Provided information:
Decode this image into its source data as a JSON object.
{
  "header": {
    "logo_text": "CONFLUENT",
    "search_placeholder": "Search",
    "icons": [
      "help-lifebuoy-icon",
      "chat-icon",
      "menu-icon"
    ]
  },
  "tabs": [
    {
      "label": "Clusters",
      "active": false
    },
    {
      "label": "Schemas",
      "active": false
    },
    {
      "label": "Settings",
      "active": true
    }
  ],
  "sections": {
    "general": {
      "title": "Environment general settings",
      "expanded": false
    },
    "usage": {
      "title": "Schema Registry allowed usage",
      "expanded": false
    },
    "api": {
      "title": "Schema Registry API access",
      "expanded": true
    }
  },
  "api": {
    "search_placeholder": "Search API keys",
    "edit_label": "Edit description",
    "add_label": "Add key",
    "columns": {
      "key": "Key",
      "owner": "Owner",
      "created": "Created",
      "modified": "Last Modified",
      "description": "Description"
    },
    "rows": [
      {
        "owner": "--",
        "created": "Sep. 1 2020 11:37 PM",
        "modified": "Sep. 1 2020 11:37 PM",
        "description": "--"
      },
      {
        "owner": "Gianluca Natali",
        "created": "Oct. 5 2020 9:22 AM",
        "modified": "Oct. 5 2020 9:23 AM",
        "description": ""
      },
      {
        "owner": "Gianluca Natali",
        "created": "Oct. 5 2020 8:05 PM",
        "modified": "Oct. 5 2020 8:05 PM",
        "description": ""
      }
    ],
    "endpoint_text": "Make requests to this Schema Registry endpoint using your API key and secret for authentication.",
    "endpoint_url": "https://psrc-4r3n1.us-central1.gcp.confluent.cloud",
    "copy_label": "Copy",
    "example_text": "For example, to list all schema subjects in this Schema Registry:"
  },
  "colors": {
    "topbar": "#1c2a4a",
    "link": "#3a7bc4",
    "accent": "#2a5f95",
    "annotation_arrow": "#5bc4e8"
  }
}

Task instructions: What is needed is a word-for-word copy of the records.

Worked solution:
Decode this image into its source data as a JSON object.
{
  "header": {
    "logo_text": "CONFLUENT",
    "search_placeholder": "Search",
    "icons": [
      "help-lifebuoy-icon",
      "chat-icon",
      "menu-icon"
    ]
  },
  "tabs": [
    {
      "label": "Clusters",
      "active": false
    },
    {
      "label": "Schemas",
      "active": false
    },
    {
      "label": "Settings",
      "active": true
    }
  ],
  "sections": {
    "general": {
      "title": "Environment general settings",
      "expanded": false
    },
    "usage": {
      "title": "Schema Registry allowed usage",
      "expanded": false
    },
    "api": {
      "title": "Schema Registry API access",
      "expanded": true
    }
  },
  "api": {
    "search_placeholder": "Search API keys",
    "edit_label": "Edit description",
    "add_label": "Add key",
    "columns": {
      "key": "Key",
      "owner": "Owner",
      "created": "Created",
      "modified": "Last Modified",
      "description": "Description"
    },
    "rows": [
      {
        "owner": "--",
        "created": "Sep. 1 2020 11:37 PM",
        "modified": "Sep. 1 2020 11:37 PM",
        "description": "--"
      },
      {
        "owner": "Gianluca Natali",
        "created": "Oct. 5 2020 9:22 AM",
        "modified": "Oct. 5 2020 9:23 AM",
        "description": ""
      },
      {
        "owner": "Gianluca Natali",
        "created": "Oct. 5 2020 8:05 PM",
        "modified": "Oct. 5 2020 8:05 PM",
        "description": ""
      }
    ],
    "endpoint_text": "Make requests to this Schema Registry endpoint using your API key and secret for authentication.",
    "endpoint_url": "https://psrc-4r3n1.us-central1.gcp.confluent.cloud",
    "copy_label": "Copy",
    "example_text": "For example, to list all schema subjects in this Schema Registry:"
  },
  "colors": {
    "topbar": "#1c2a4a",
    "link": "#3a7bc4",
    "accent": "#2a5f95",
    "annotation_arrow": "#5bc4e8"
  }
}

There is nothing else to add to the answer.